Task: Each line of the material must be reproduced exactly; pictures stay out.

Data to process:
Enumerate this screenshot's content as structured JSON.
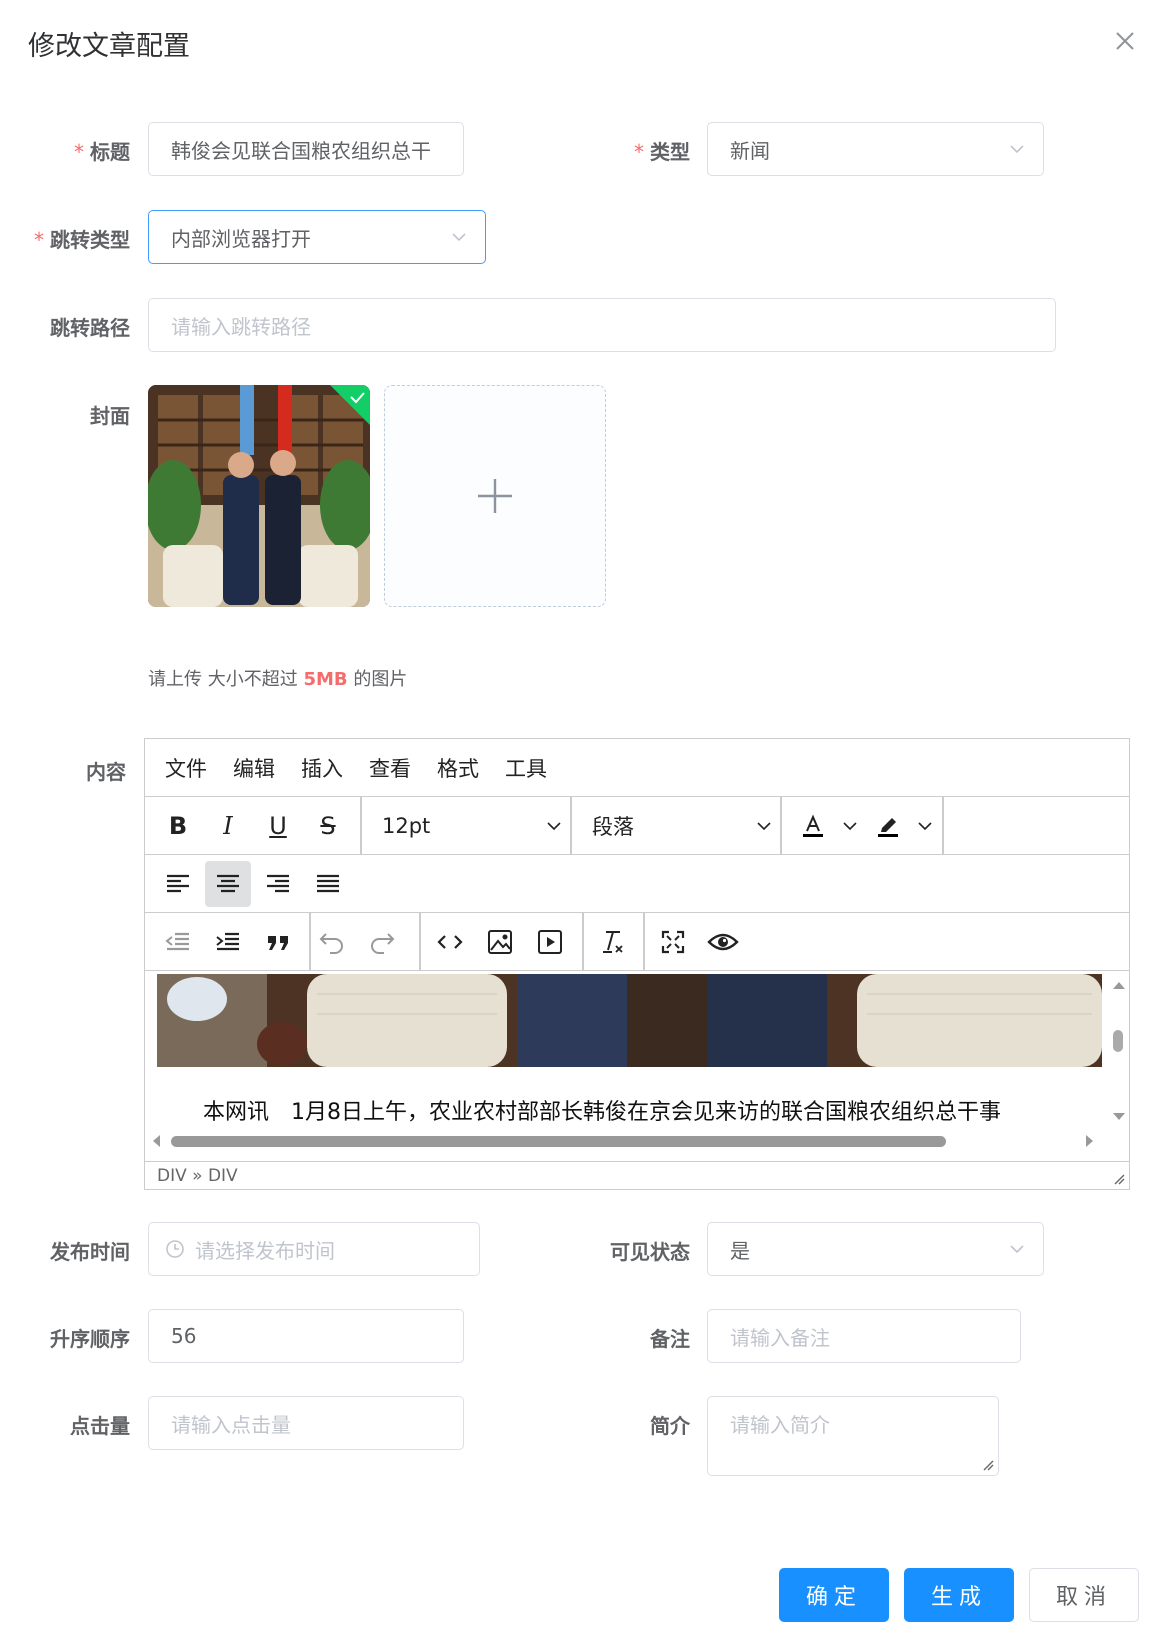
{
  "dialog": {
    "title": "修改文章配置"
  },
  "form": {
    "title": {
      "label": "标题",
      "value": "韩俊会见联合国粮农组织总干"
    },
    "type": {
      "label": "类型",
      "value": "新闻"
    },
    "jump_type": {
      "label": "跳转类型",
      "value": "内部浏览器打开"
    },
    "jump_path": {
      "label": "跳转路径",
      "placeholder": "请输入跳转路径"
    },
    "cover": {
      "label": "封面",
      "hint_prefix": "请上传 大小不超过 ",
      "hint_size": "5MB",
      "hint_suffix": " 的图片"
    },
    "content": {
      "label": "内容"
    },
    "publish_time": {
      "label": "发布时间",
      "placeholder": "请选择发布时间"
    },
    "visible": {
      "label": "可见状态",
      "value": "是"
    },
    "sort": {
      "label": "升序顺序",
      "value": "56"
    },
    "remark": {
      "label": "备注",
      "placeholder": "请输入备注"
    },
    "clicks": {
      "label": "点击量",
      "placeholder": "请输入点击量"
    },
    "intro": {
      "label": "简介",
      "placeholder": "请输入简介"
    }
  },
  "editor": {
    "menu": [
      "文件",
      "编辑",
      "插入",
      "查看",
      "格式",
      "工具"
    ],
    "font_size": "12pt",
    "block_format": "段落",
    "body_text": "本网讯　1月8日上午，农业农村部部长韩俊在京会见来访的联合国粮农组织总干事",
    "path": "DIV » DIV"
  },
  "buttons": {
    "confirm": "确定",
    "generate": "生成",
    "cancel": "取消"
  },
  "colors": {
    "primary": "#1890ff",
    "required": "#f56c6c",
    "border": "#dcdfe6"
  }
}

Answer for this exercise:
Enumerate this screenshot's content as structured JSON.
{
  "dialog": {
    "title": "修改文章配置"
  },
  "form": {
    "title": {
      "label": "标题",
      "value": "韩俊会见联合国粮农组织总干"
    },
    "type": {
      "label": "类型",
      "value": "新闻"
    },
    "jump_type": {
      "label": "跳转类型",
      "value": "内部浏览器打开"
    },
    "jump_path": {
      "label": "跳转路径",
      "placeholder": "请输入跳转路径"
    },
    "cover": {
      "label": "封面",
      "hint_prefix": "请上传 大小不超过 ",
      "hint_size": "5MB",
      "hint_suffix": " 的图片"
    },
    "content": {
      "label": "内容"
    },
    "publish_time": {
      "label": "发布时间",
      "placeholder": "请选择发布时间"
    },
    "visible": {
      "label": "可见状态",
      "value": "是"
    },
    "sort": {
      "label": "升序顺序",
      "value": "56"
    },
    "remark": {
      "label": "备注",
      "placeholder": "请输入备注"
    },
    "clicks": {
      "label": "点击量",
      "placeholder": "请输入点击量"
    },
    "intro": {
      "label": "简介",
      "placeholder": "请输入简介"
    }
  },
  "editor": {
    "menu": [
      "文件",
      "编辑",
      "插入",
      "查看",
      "格式",
      "工具"
    ],
    "font_size": "12pt",
    "block_format": "段落",
    "body_text": "本网讯　1月8日上午，农业农村部部长韩俊在京会见来访的联合国粮农组织总干事",
    "path": "DIV » DIV"
  },
  "buttons": {
    "confirm": "确定",
    "generate": "生成",
    "cancel": "取消"
  },
  "colors": {
    "primary": "#1890ff",
    "required": "#f56c6c",
    "border": "#dcdfe6"
  }
}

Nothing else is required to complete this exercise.